- The dative case describes the indirect object (usually the receiver of the direct object) of a sentence and answers the question, “wem oder was?” (to whom or what).
Das Auto gehört der Frau (The car belongs to the woman):
Wem gehört das Auto? (To whom does the car belong) » der Frau (to the woman)
Der Junge schenkt einer Freundin einen Blumenstrauß: (The boy gives a friend a bouquet). Wem gibt der Junge einen Blumenstrauß? (To whom does the boy give a bouquet?) » einer Freundin (to a friend)
Er gibt dem Mann das Buch (He gives the man the book):
Wem gibt er das Buch? (To whom does he give the book) » dem Mann (to the man)
→ Unlike the accusative, which only changes with the masculine gender, the articles change in all genders and even in the plural:
The articles for masculine nouns change from “der” to “dem” and “ein” to “einem”
The articles for feminine nouns change from “die” to “der” and “eine” to “einer”
The articles for neuter nouns change from “das” to “dem” and “ein” to “einem”
The definite article for plural nouns changes from “die” to “den.” In addition, when the plural form doesn’t end in “s” or “n,” the plural form in dative requires an extra “-n” added on to the end:
Die Lehrerin zeigt den Kindern einen Film (The teacher shows the children a movie)
Der Lehrer liest den Schülern eine Geschichte vor (The teacher reads a story to the students)
To demonstrate again how flexible the German word order is, I could also rearrange the sentences as the following:
Den Kindern zeigt die Lehrerin einen Film.
Einen Film zeigt die Lehrerin den Kindern.
Den Kindern liest der Lehrer eine Geschichte vor.
Eine Geschichte liest der Lehrer den Kindern vor.
So if you’ve ever wondered why there are so many articles in German, that’s why 😉 There is also a fourth case, the genitive (like the English possessive), which has a whole new set of articles, but I guess I’ll leave it for another post.

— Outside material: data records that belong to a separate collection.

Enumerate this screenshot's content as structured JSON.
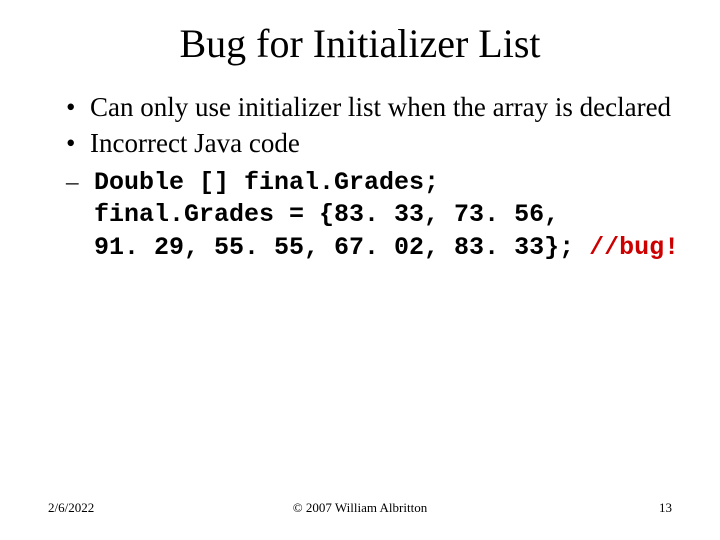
{
  "title": "Bug for Initializer List",
  "bullets": [
    "Can only use initializer list when the array is declared",
    "Incorrect Java code"
  ],
  "code": {
    "line1": "Double [] final.Grades;",
    "line2": "final.Grades = {83. 33, 73. 56,",
    "line3": "91. 29, 55. 55, 67. 02, 83. 33}; ",
    "comment": "//bug!"
  },
  "footer": {
    "date": "2/6/2022",
    "copyright": "© 2007 William Albritton",
    "page": "13"
  }
}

Let me know if you found this helpful and what further topics you’d be interested in!